As with the directors’ previous surreal genre-bending feature Spring, The Endless has a complex relationship at its centre. Instead of a complicated romantic tale, this one is a familial relationship struggle where brothers, played by the film’s directors, Justin (Benson) and Aaron (Moorhead) clash over their opposing opinions of the cult they once left behind. Aaron finds himself drawn to the mysterious cult once again, describing the community as the only place he’s ever been happy. Justin, on the other hand, is determined to make his life work in the “real” world, refusing to fall victim to the cult’s ambiguous way of life and strange fascination with an otherworldly, controlling being.
The Endless is a multifaceted story that touches on ideas of time and the supernatural, working well as an exploration of home and happiness. Aaron’s inability to be happy without the cult suggests that the expected way of living in society is just as flawed as this cult’s deviation from supposed normalcy.
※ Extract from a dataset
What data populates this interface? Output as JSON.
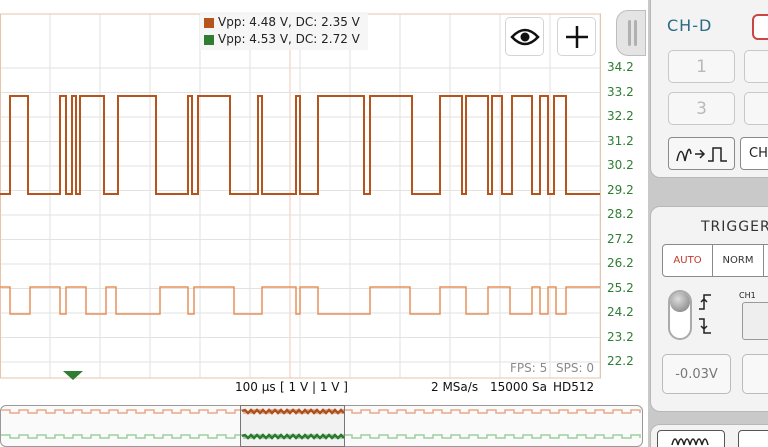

What we are presented with is a complex tug-of-war – and perhaps a more literal one that you might expect – between the world we know and all the unexpectedness that comes with it, and a more predictable way of life that the cult offers.
I love it when a film asks questions, refusing audiences the comfort of being a passive viewer, but there is a frustrating amount of dawdling in The Endless that will even annoy those who praise films that are challenging to watch. Far too much of the film is made up of repetitive conversations and scenes I can only describe as non-moments, because they feel so unimportant. It’s a film I was desperate to love, but one that eventually lost me in its dreary visuals and over-long execution.
The Endless tries to cover a lot of ground and its exploration is not always coherent. Although this is surely purposeful, I’m certain many will fail to enjoy the film’s consistent obscurity and slow-burn pacing, paving way for a finale that is not wholly satisfying. Although the story holds itself on a pedestal, showcasing itself as a unique thought-provoker, I’d argue that The Endless is not as clever as it believes. There are similarities between this and films like Nacho Vigalondo’s Timecrimes and Shane Carruth’s Primer that present their science fiction thoughtfully and controlled, but also in cult-centred slow-burners like Martha Marcy May Marlene and Faults.
Do all of the parts of The Endless culminate into an entirely interesting and coherent whole? Not entirely. Nonetheless, the ideas present in The Endless are intriguing and bold, ensuring that directors Moorhead and Benson are a strong force in the world of complex supernatural dramas. The Endless is an oddity that should be applauded, but as with Spring, is sure to have its fair share of haters along with those that find it a captivating journey. I sit somewhere in the middle as someone who is definitely fascinated by its peculiarity, but not able to forgive a vagueness that sometimes feels forced and familiar.
WRITER/DIRECTOR: Justin Benson, Aaron Moorhead
STARS: Justin Benson, Aaron Moorhead, Callie Hernandez, Emily Montague, James Jordan
RUNTIME: 111 minutes